■ EXERCISE DETAILS: Report, as a bare number, how many lines in the data contain "like".

+++ SUPPLIED MATERIAL +++

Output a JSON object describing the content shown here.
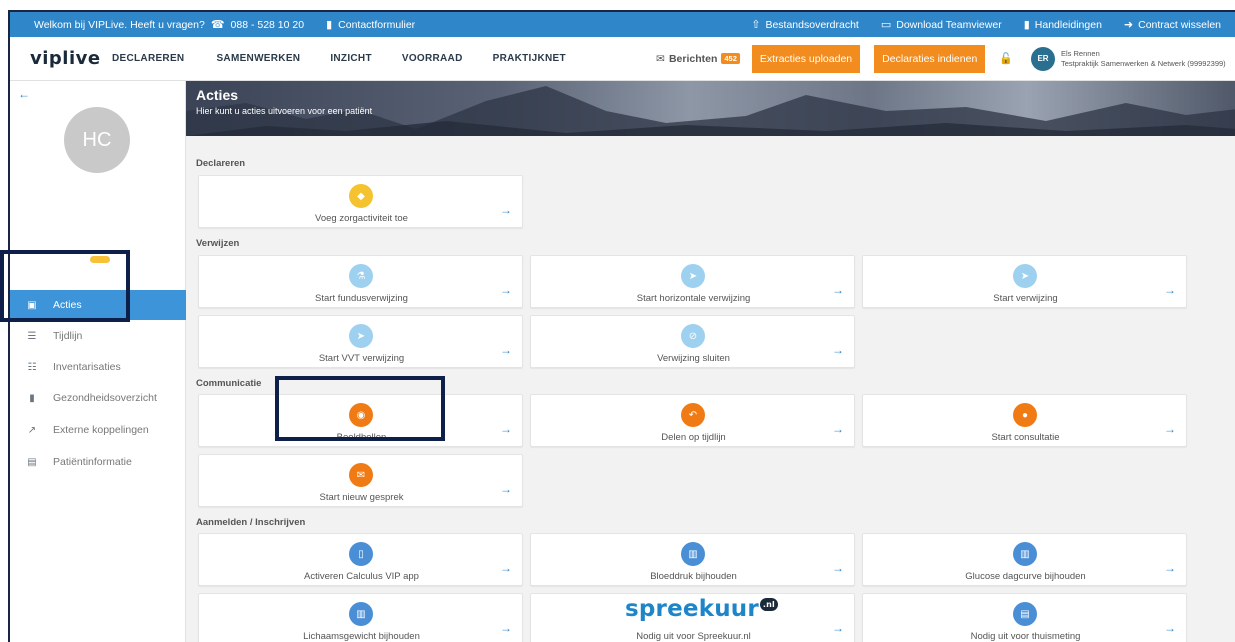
{
  "topbar": {
    "welcome": "Welkom bij VIPLive. Heeft u vragen?",
    "phone": "088 - 528 10 20",
    "contact": "Contactformulier",
    "links": [
      "Bestandsoverdracht",
      "Download Teamviewer",
      "Handleidingen",
      "Contract wisselen"
    ]
  },
  "nav": {
    "logo": "viplive",
    "items": [
      "DECLAREREN",
      "SAMENWERKEN",
      "INZICHT",
      "VOORRAAD",
      "PRAKTIJKNET"
    ],
    "messages_label": "Berichten",
    "messages_count": "452",
    "extracties_button": "Extracties uploaden",
    "declaraties_button": "Declaraties indienen",
    "user_initials": "ER",
    "user_name": "Els Rennen",
    "user_org": "Testpraktijk Samenwerken & Netwerk (99992399)"
  },
  "sidebar": {
    "patient_initials": "HC",
    "items": [
      {
        "label": "Acties",
        "icon": "calendar-icon"
      },
      {
        "label": "Tijdlijn",
        "icon": "list-icon"
      },
      {
        "label": "Inventarisaties",
        "icon": "checklist-icon"
      },
      {
        "label": "Gezondheidsoverzicht",
        "icon": "document-icon"
      },
      {
        "label": "Externe koppelingen",
        "icon": "external-link-icon"
      },
      {
        "label": "Patiëntinformatie",
        "icon": "id-card-icon"
      }
    ]
  },
  "hero": {
    "title": "Acties",
    "subtitle": "Hier kunt u acties uitvoeren voor een patiënt"
  },
  "sections": {
    "declareren": "Declareren",
    "verwijzen": "Verwijzen",
    "communicatie": "Communicatie",
    "aanmelden": "Aanmelden / Inschrijven"
  },
  "cards": {
    "zorgactiviteit": "Voeg zorgactiviteit toe",
    "fundus": "Start fundusverwijzing",
    "horizontaal": "Start horizontale verwijzing",
    "verwijzing": "Start verwijzing",
    "vvt": "Start VVT verwijzing",
    "sluiten": "Verwijzing sluiten",
    "beeldbellen": "Beeldbellen",
    "delen": "Delen op tijdlijn",
    "consultatie": "Start consultatie",
    "gesprek": "Start nieuw gesprek",
    "calculus": "Activeren Calculus VIP app",
    "bloeddruk": "Bloeddruk bijhouden",
    "glucose": "Glucose dagcurve bijhouden",
    "gewicht": "Lichaamsgewicht bijhouden",
    "spreekuur": "Nodig uit voor Spreekuur.nl",
    "thuismeting": "Nodig uit voor thuismeting",
    "spreekuur_logo": "spreekuur",
    "spreekuur_logo_badge": ".nl"
  },
  "colors": {
    "topbar": "#2f86c9",
    "accent_orange": "#f28c1e",
    "sidebar_active": "#3d94d8",
    "highlight_box": "#0e1f4a"
  }
}
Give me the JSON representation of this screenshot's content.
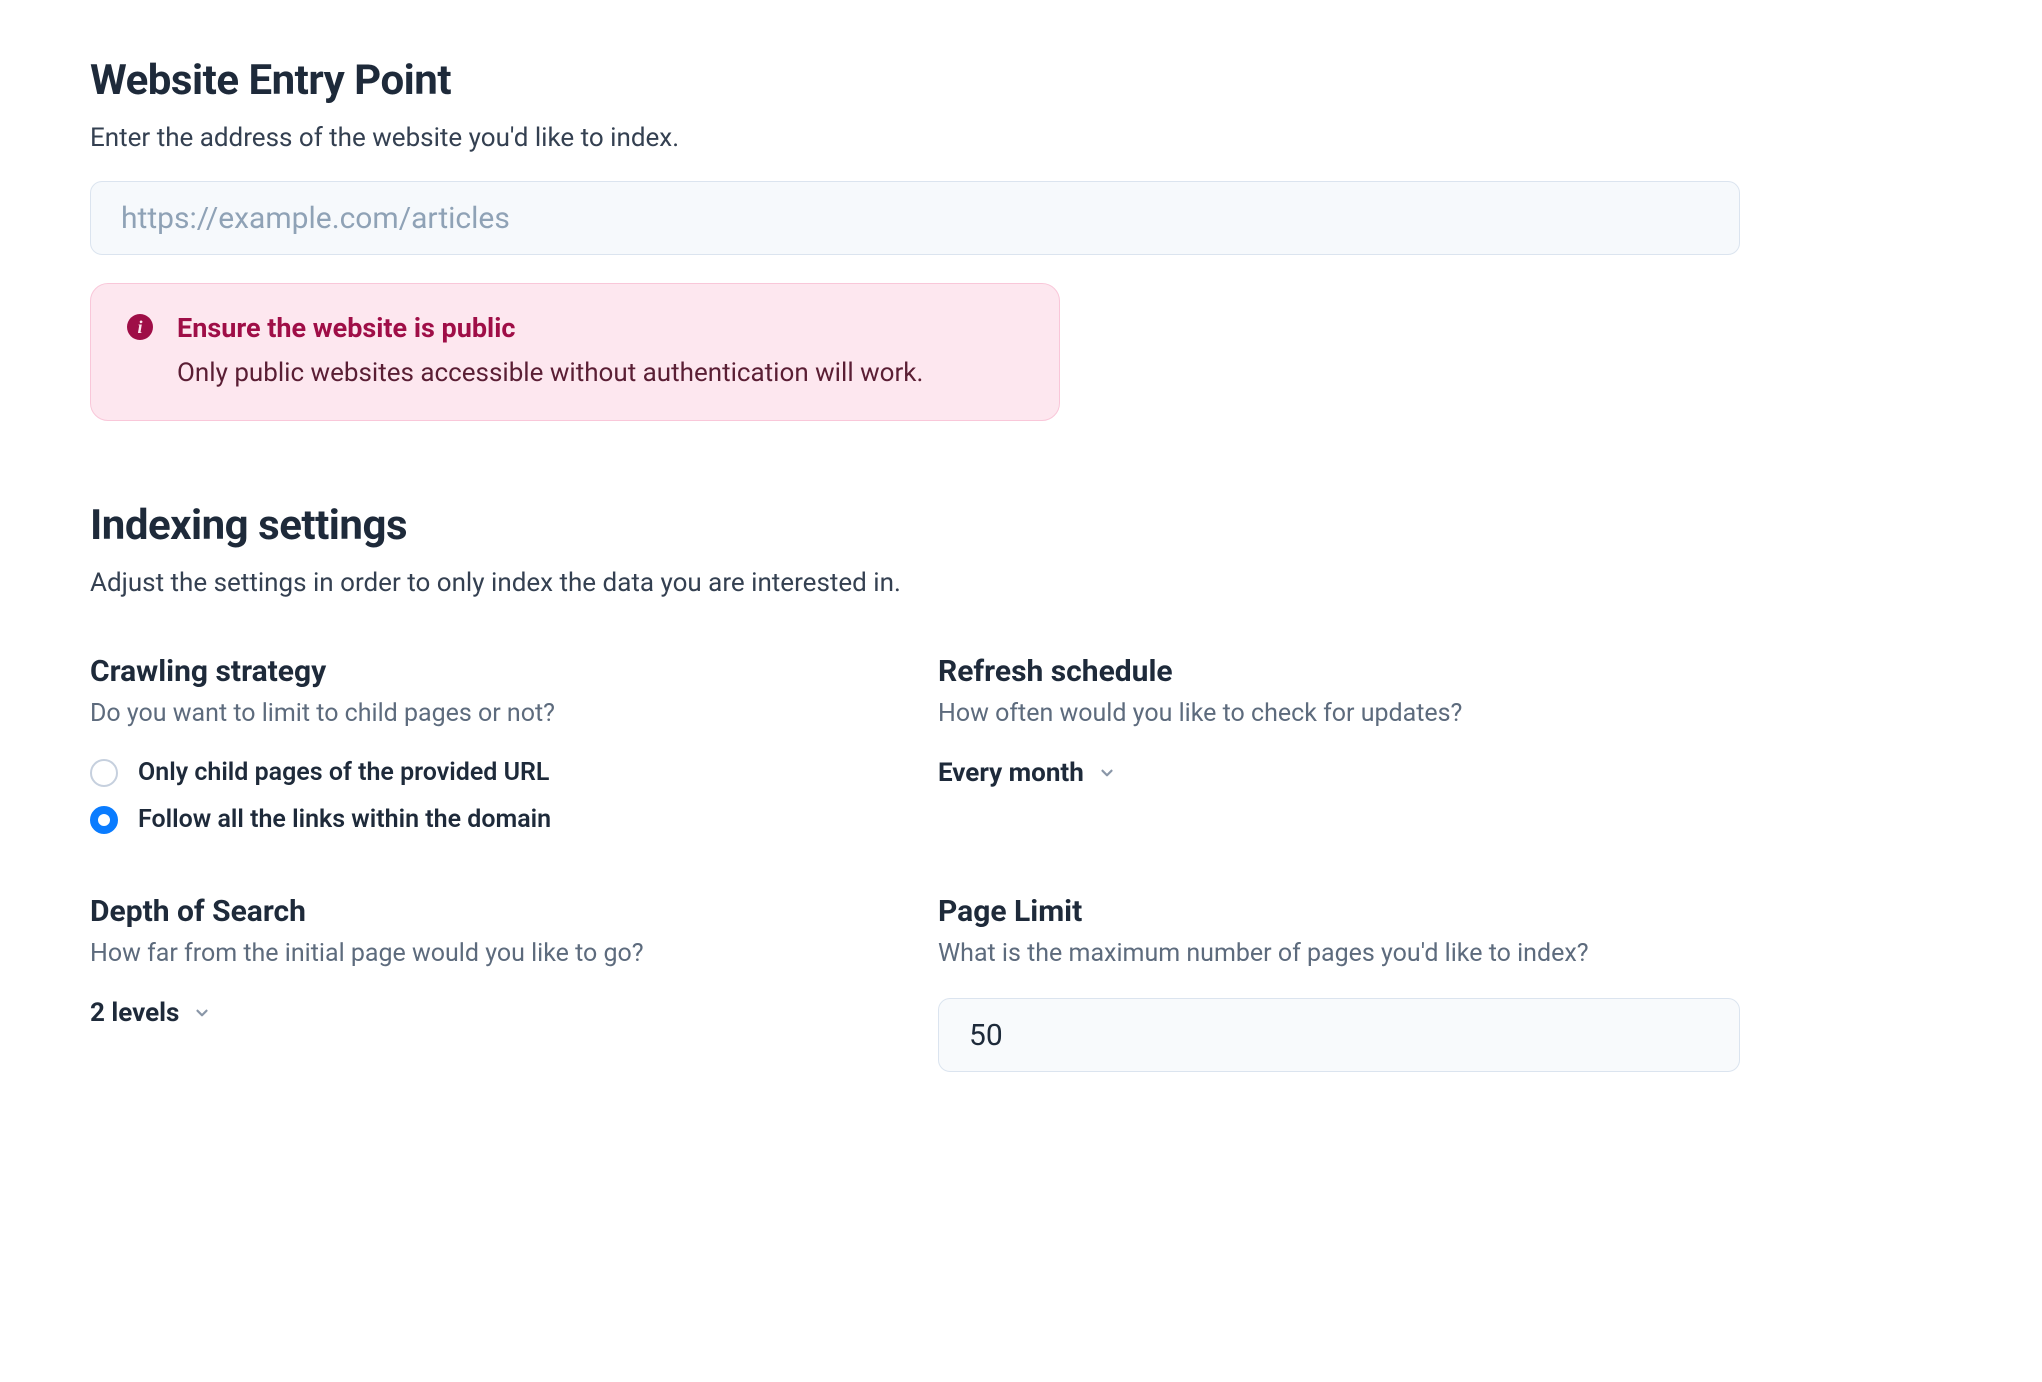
{
  "entry": {
    "title": "Website Entry Point",
    "desc": "Enter the address of the website you'd like to index.",
    "url_value": "",
    "url_placeholder": "https://example.com/articles"
  },
  "alert": {
    "title": "Ensure the website is public",
    "text": "Only public websites accessible without authentication will work."
  },
  "settings": {
    "title": "Indexing settings",
    "desc": "Adjust the settings in order to only index the data you are interested in."
  },
  "crawling": {
    "title": "Crawling strategy",
    "desc": "Do you want to limit to child pages or not?",
    "options": {
      "child": "Only child pages of the provided URL",
      "follow": "Follow all the links within the domain"
    },
    "selected": "follow"
  },
  "refresh": {
    "title": "Refresh schedule",
    "desc": "How often would you like to check for updates?",
    "value": "Every month"
  },
  "depth": {
    "title": "Depth of Search",
    "desc": "How far from the initial page would you like to go?",
    "value": "2 levels"
  },
  "limit": {
    "title": "Page Limit",
    "desc": "What is the maximum number of pages you'd like to index?",
    "value": "50"
  }
}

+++

■ EXERCISE RESULT: 4